1 Serial.println("# The button one on the Arduino has been pressed!") // This is a comment, TTY2MQTT just logs this text
Topics in serial port payloads
The format of a topic embedded in the payload on the
is configured in the
[[[topic]]] portion of the
prefix: The prefix character identifying an
separator: The separator character separating the topic from the actual message.
In general, the layout of a payload containing a topic is as follows:
<prefix>+ “topic” +
<separator>+ “message” +
For example using the topic prefix “@” and a separator “:”, a payload with a topic and a message might look as follows:
1 Serial.println("@button1:Button 1 pressed") // Use topic "button1" when TTY2MQTT publishes the message
Serial.printlnalready suffixes the text to be printed with a

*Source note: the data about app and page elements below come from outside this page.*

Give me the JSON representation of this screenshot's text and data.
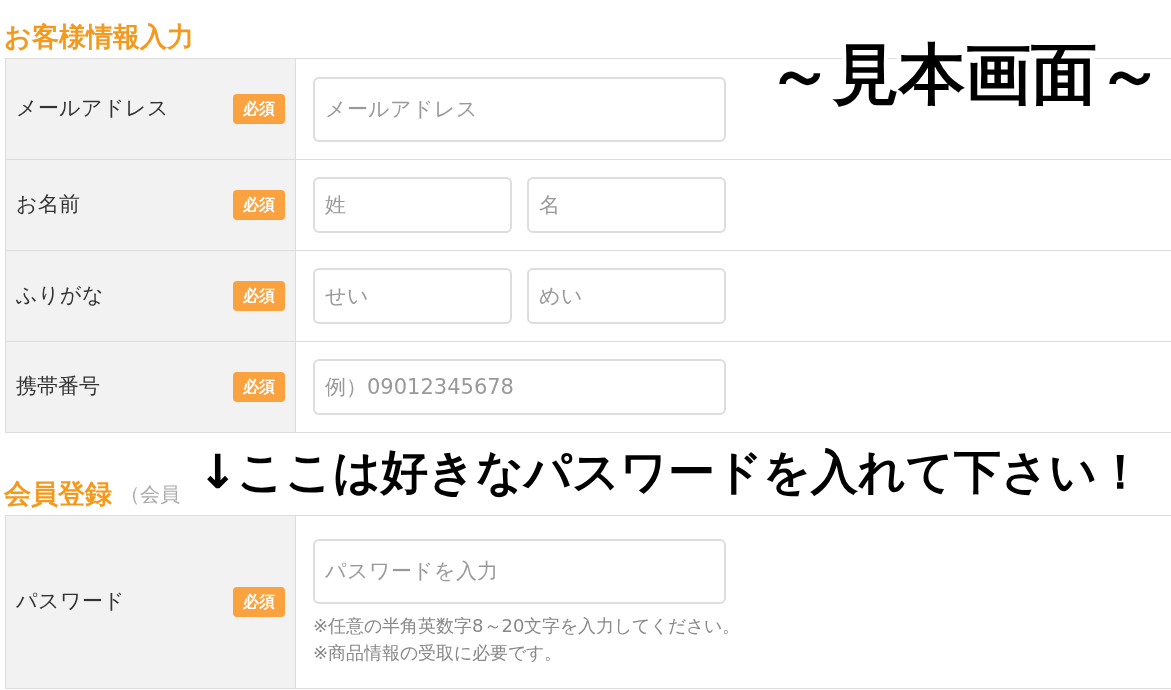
{
  "sections": [
    {
      "title": "お客様情報入力",
      "rows": [
        {
          "label": "メールアドレス",
          "badge": "必須",
          "fields": [
            {
              "placeholder": "メールアドレス",
              "kind": "wide"
            }
          ]
        },
        {
          "label": "お名前",
          "badge": "必須",
          "fields": [
            {
              "placeholder": "姓",
              "kind": "half"
            },
            {
              "placeholder": "名",
              "kind": "half"
            }
          ]
        },
        {
          "label": "ふりがな",
          "badge": "必須",
          "fields": [
            {
              "placeholder": "せい",
              "kind": "half"
            },
            {
              "placeholder": "めい",
              "kind": "half"
            }
          ]
        },
        {
          "label": "携帯番号",
          "badge": "必須",
          "fields": [
            {
              "placeholder": "例）09012345678",
              "kind": "wide"
            }
          ]
        }
      ]
    },
    {
      "title": "会員登録",
      "subtitle": "（会員",
      "rows": [
        {
          "label": "パスワード",
          "badge": "必須",
          "fields": [
            {
              "placeholder": "パスワードを入力",
              "kind": "wide"
            }
          ],
          "notes": [
            "※任意の半角英数字8～20文字を入力してください。",
            "※商品情報の受取に必要です。"
          ]
        }
      ]
    }
  ],
  "overlays": [
    {
      "kind": "caption",
      "text": "～見本画面～"
    },
    {
      "kind": "banner",
      "text": "↓ここは好きなパスワードを入れて下さい！"
    }
  ]
}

\nis not explicitly specified in the string to be printed.
You can use
TOML) notations (including plain simple
*.properties files with

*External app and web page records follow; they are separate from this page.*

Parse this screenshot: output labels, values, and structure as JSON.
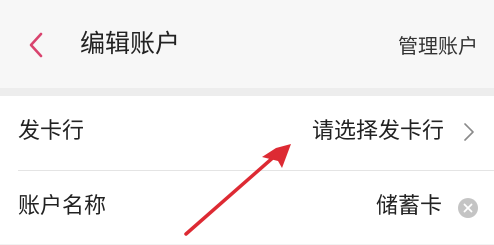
{
  "header": {
    "back_icon": "chevron-left-icon",
    "title": "编辑账户",
    "manage_label": "管理账户"
  },
  "form": {
    "bank": {
      "label": "发卡行",
      "value": "请选择发卡行",
      "icon": "chevron-right-icon"
    },
    "account_name": {
      "label": "账户名称",
      "value": "储蓄卡",
      "icon": "clear-icon"
    }
  },
  "colors": {
    "accent": "#d9436e",
    "annotation_arrow": "#dd2a33",
    "background": "#f2f2f2"
  }
}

value pairs). Below find configurations using
INI notation and also using plain properties:
Extended INI notation
INInotation, the configuration is organized by sections embedded in square braces

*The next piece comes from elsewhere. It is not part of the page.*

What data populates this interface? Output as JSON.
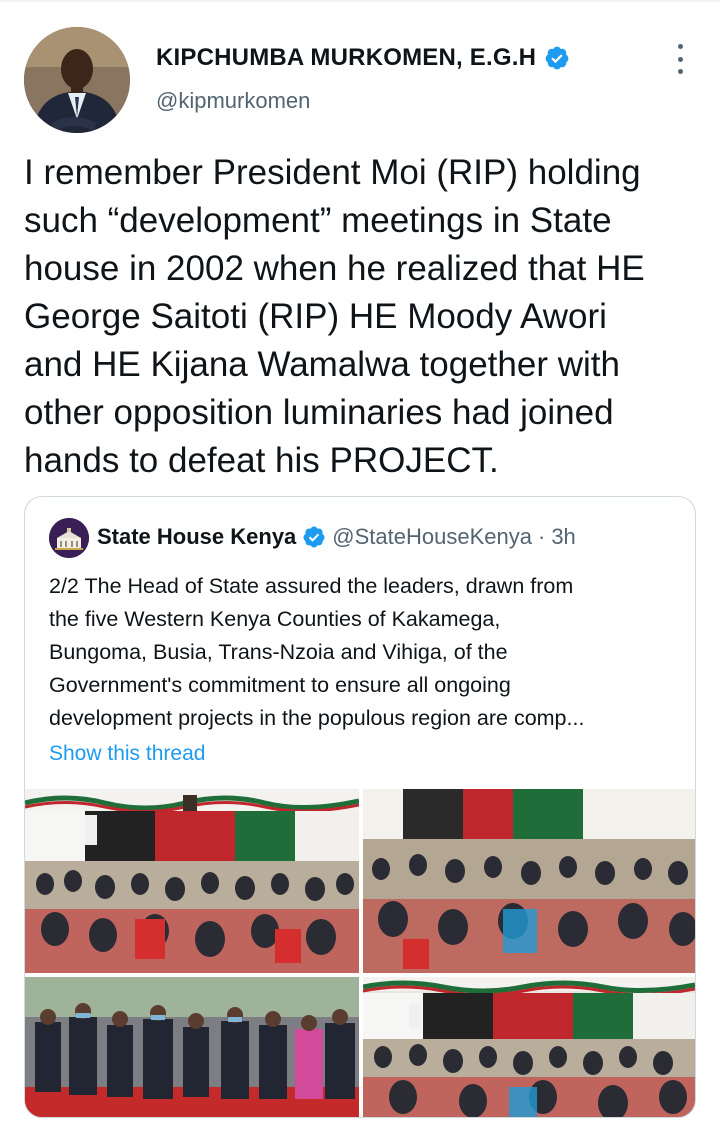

Note that the hierarchical order of the properties is achieved by the number of nested square braces, e.g. a portion belonging to a section
[...]gets additional square braces as of
[[...]]and is placed below the parent section it belongs to.
1 2 3 4 5 6 7 8 9 10 11 12 13 14 15 16 17 18 19 20 21 22 23 24 25 26 27 28 29 30 31 32 33 34 35 36 37 38 39 [mqtt] [[broker]] url=tcp://localhost:1883 user=heinz secret=ketchup [[publisher]] id=arduino # Use this topic in case none is found in the TTY (COM) serial payload (fallback), # leave empty if messages without a topic are to be ignored (just logged): # topic=debug [[subscriber]] topic=ttyin [tty] port=/dev/ttyS0 baud=9600 [[message]] # The suffix identifying the end of a TTY (COM) serial payload. A hex value (e.g. # 0x00) denotes the actual value, an '\n' denotes a newline: suffix=\n [[[comment]]] # Just log any TTY (COM) serial payload prefixed with this char with INFO log level: prefix=# [[[topic]]] prefix=@ separator=:
Java properties notation
This notation uses plain simple files with
value pairs for each line.
Note that the hierarchical order of the properties is achieved by representing the properties with a path alike notation.
1 2 3 4 5 6 7 8 9 10 11 mqtt/broker/url=tcp://localhost:1883 mqtt/broker/user=heinz mqtt/broker/secret=ketchup mqtt/publisher/id=arduino mqtt/subscriber/topic=ttyin tty/port=/dev/ttyS0 tty/baud=9600 tty/message/suffix=\n tty/message/comment/prefix=# tty/message/topic/prefix=@ tty/message/topic/separator=:
Depending on the download you were choosing, you might invoke the tool by calling
java -jar tty2mqtt-x.y.z.jaror
x.y.zstands for the actual downloaded version) instead of
./tty2mqtt-launcher-x.y.z.sh. You then got to adjust the invocations in the examples accordingly. For the binaries
tty2mqtt.jaryou require a Java runtime version
>= 9. ↩ ↩2 ↩3 ↩4 ↩5 ↩6 ↩7